My clever son-in-law gave me the ruler for Christmas, and as soon as we got home I tried it out. As always, I learned a lot. Certainly the Metro Hoops pattern is a nice modern alternative to the traditional wedding ring quilt. What I wasn’t prepared for was the fudge factor required to make it work.
It made a really cute block, but then my inner perfectionist kicked in 😦 The block required a lot of “easing in” along the seams to make the points match up. *(You can skip to the reason why at the end of this post, if you like.)
Luckily, I almost never cut out a new quilt completely before making a test block. After making one block for this quilt, I decided 5 hoop blocks was my limit. The blocks really are quicker and easier to make than they look, so I got the 5 done in a few hours. They are nice big blocks (finish 15″) so I had a good start on a baby quilt.
I drew an approximation of the block with my EQ7 program and came up with this layout:
About the Quick Curve ruler: the women who designed it have lots of cute quilt patterns on their site, so it’s worth checking out.

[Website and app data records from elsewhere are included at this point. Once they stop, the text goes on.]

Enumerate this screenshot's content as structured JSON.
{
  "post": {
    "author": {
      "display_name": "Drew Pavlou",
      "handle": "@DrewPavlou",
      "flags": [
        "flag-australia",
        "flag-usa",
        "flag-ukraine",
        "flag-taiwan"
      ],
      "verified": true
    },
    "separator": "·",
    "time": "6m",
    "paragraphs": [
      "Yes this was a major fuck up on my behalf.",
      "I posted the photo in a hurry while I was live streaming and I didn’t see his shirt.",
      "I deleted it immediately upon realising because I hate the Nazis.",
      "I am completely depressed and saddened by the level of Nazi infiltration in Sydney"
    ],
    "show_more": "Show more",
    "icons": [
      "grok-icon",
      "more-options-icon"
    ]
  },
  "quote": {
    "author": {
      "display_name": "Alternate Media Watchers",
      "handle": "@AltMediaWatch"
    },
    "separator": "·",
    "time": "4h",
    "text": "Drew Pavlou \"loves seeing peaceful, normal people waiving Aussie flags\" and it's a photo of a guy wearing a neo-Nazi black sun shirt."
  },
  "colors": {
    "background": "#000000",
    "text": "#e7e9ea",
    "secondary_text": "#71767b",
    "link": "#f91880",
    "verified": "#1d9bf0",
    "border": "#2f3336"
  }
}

*BUT, if I make metro hoops again, I’ll modify the directions to make it more to my liking. I think the basic issue here is that the single curve provided by this ruler is used for both the concave and convex curves in the quilt. That means there is no seam allowance to make the curves match nicely. The project is “saved” by the fact that the curve is less than a quarter circle, so it’s possible to fudge the sewing to make it go together without adding seam allowances. It does work, but don’t think it’s going to fit the way pieces cut from most curved templates do. If you decide to do it, be forewarned to relax and get rid of the inner perfectionist!
Happy new year!